A full year before students around the nation submit to the new Common Core standardized tests, the federally-backed program is already causing chaos and confusion at local school board meetings, in the classroom and at the dinner table.
As critics fear Washington is poised to take control of what and how local districts teach kids, school administrators are adopting new curriculum in an effort to ensure their students outperform their peers and parents worry that their children are being used as academic guinea pigs. As the program gets closer to full implementation, a full-blown backlash is developing despite assurances from supporters that it is merely a test aimed at establishing a national standard.
“Common Core is forcing districts to re-think math curriculum. And in cases like ours, they are making poor decisions.”
- Kelly Crisp, parent from Fairfield, Conn.
“It’s just now reaching their school districts and their children’s schools and they want to know, ‘What is this, and why is it being forced on us?’” said the Cato Institute’s Neil McCluskey.
When 90 percent of states signed on to subject K-12 students to the Common Core math and English standards being pushed by the federal government, the program looked like an unqualified success. Kids around the nation would be tested once a year in grades 3-8 in math and English language arts, and once in high school, either in the 10th or 11th grades. Finally, students throughout the country could be measured by the same yardstick, long before taking college entrance exams. Local districts that excelled at educating children could be singled out, and ones who lagged could also be identified in order to address problems.
But if what happened in New York and Kentucky, two of the 45 states that have signed on to the Common Core State Standards Initiative, is any indication, the chaos has only just begun. Those states administered their own standardized tests aligned with Common Core, and the results were disastrous. Just 31 percent of New York students in the third through eighth grades were deemed proficient in math and English on the new tests, down about 50 percent from the traditional test given the year before. Kentucky, which also implemented its own Common Core-aligned tests, experienced similar declines in scores.
Other states are waiting until at least 2014-15 to implement Common Core tests that are still in development. But at the state and district level, educators are tinkering with the curriculum in the hopes of having students prepared for the new tests – sometimes with disastrous results. In the affluent town of Fairfield, Conn., the school district last year adopted a new math curriculum for eighth- and ninth-graders called College Preparatory Math, with an eye toward the looming Common Core tests. But a year later, standardized test scores dipped and, according to one parent, Kelly Crisp, kids who had always done well in math were left disillusioned with the subject.
Five parents filed a complaint with the state over use of the new Algebra 1 book, and, after a protracted battle, forced the district to establish an "instructional online interactive forum" for Algebra 1 students and adopt new regulations for pilot programs as part of a settlement on the controversy over use of a textbook. Crisp said she worries about some 800 students who spent a year studying from a textbook hastily adopted in the frenzy to align with Common Core. The district later disavowed the book.
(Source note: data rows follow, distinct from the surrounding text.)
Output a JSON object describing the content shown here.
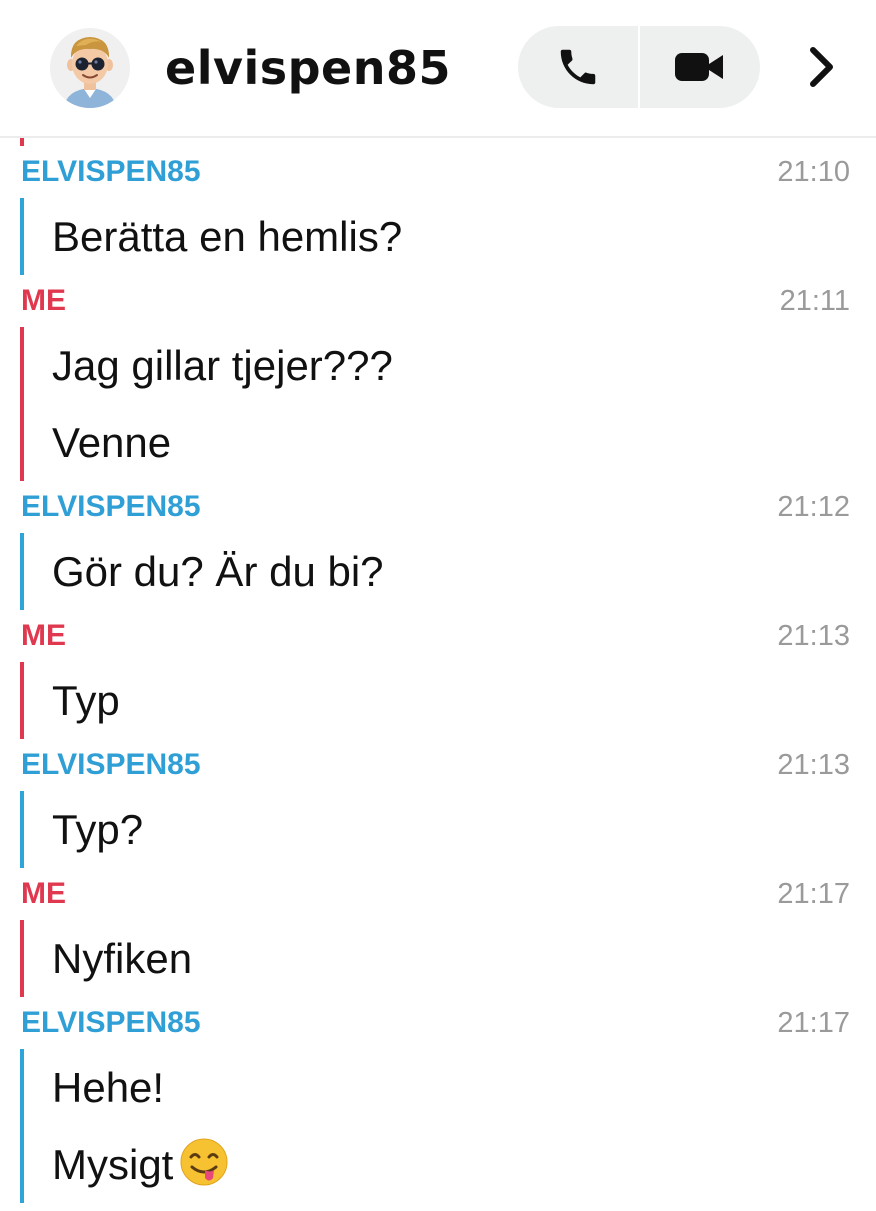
{
  "header": {
    "username": "elvispen85",
    "avatar_icon": "bitmoji-avatar-icon",
    "phone_icon": "phone-icon",
    "video_icon": "video-camera-icon",
    "chevron_icon": "chevron-right-icon"
  },
  "colors": {
    "them": "#2f9fd6",
    "me": "#e0394f",
    "time": "#9a9a9a"
  },
  "messages": [
    {
      "sender": "ELVISPEN85",
      "time": "21:10",
      "lines": [
        "Berätta en hemlis?"
      ]
    },
    {
      "sender": "ME",
      "time": "21:11",
      "lines": [
        "Jag gillar tjejer???",
        "Venne"
      ]
    },
    {
      "sender": "ELVISPEN85",
      "time": "21:12",
      "lines": [
        "Gör du? Är du bi?"
      ]
    },
    {
      "sender": "ME",
      "time": "21:13",
      "lines": [
        "Typ"
      ]
    },
    {
      "sender": "ELVISPEN85",
      "time": "21:13",
      "lines": [
        "Typ?"
      ]
    },
    {
      "sender": "ME",
      "time": "21:17",
      "lines": [
        "Nyfiken"
      ]
    },
    {
      "sender": "ELVISPEN85",
      "time": "21:17",
      "lines": [
        "Hehe!",
        "Mysigt"
      ]
    }
  ],
  "emoji": {
    "message_index": 6,
    "line_index": 1,
    "name": "face-savoring-food-emoji"
  }
}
“Common Core is forcing districts to re-think math curriculum,” Crisp said. “And in cases like ours, they are making poor decisions.”
McCluskey said school districts are “flailing to try to adopt curriculum that will prepare students for Common Core, but there is no real standard.
“What we’re seeing is the market flooded with curriculum that claims to be Common Core aligned,” McCluskey said.
While the Obama administration has embraced Common Core, the plan was actually drawn up by the National Governors Association and the Council of Chief State School Officers. Carissa Miller, deputy executive director of Council of Chief State School Officers, bristles at the suggestion that Common Core seeks to impose a Washington-based, politically correct curriculum on local districts.
“It’s a misperception,” Miller said. “States have had standards for a long time. This would just set common standards, and standards are not curriculum.”
As an example, Miller cites a third-grade writing standard in which students must be able to recall information from print or digital sources, write notes on it and then sort it into relevant categories. The process, Miller notes, is the same for all students. But the source materials used to prepare for it are up to the teacher or district.
David Coleman, whose nonprofit Student Achievement Partners was hired by the National Governors Association to design the Common Core standards, said parents should look at the standards set forth before deciding whether they are good or bad for their children.
“They are a set of standards that we expect kids to know,” said Coleman, now president of the College Board, where he is redesigning the SAT to reflect Common Core standards.. “It is not taking away any kind of state or district rights to say how or what kids are taught.
"Any time you do something new, there’s always concern. It is valid for parents to be concerned. But with more information, it will become apparent that this is simply setting a high bar and having a uniform standard across the nation.”
Proponents say that because Common Core only applies to math and reading, fears that revisionist history or agenda-driven social studies will find their way into K-12 textbooks are unfounded. But in McCluskey’s words, “standards are designed to set a box around curriculum,” meaning whatever is on the test will have to be taught.
Phyllis Schlafly of The Eagle Forum goes even further.
“Common Core means federal control of school curriculum, i.e., control by Obama administration left-wing bureaucrats,” wrote Schlafly. “The control mechanism is the tests (called assessments). Kids must pass the tests in order to get a high school diploma or admittance to college. If they haven’t studied a curriculum based on Common Core standards, they won’t score well on the tests.”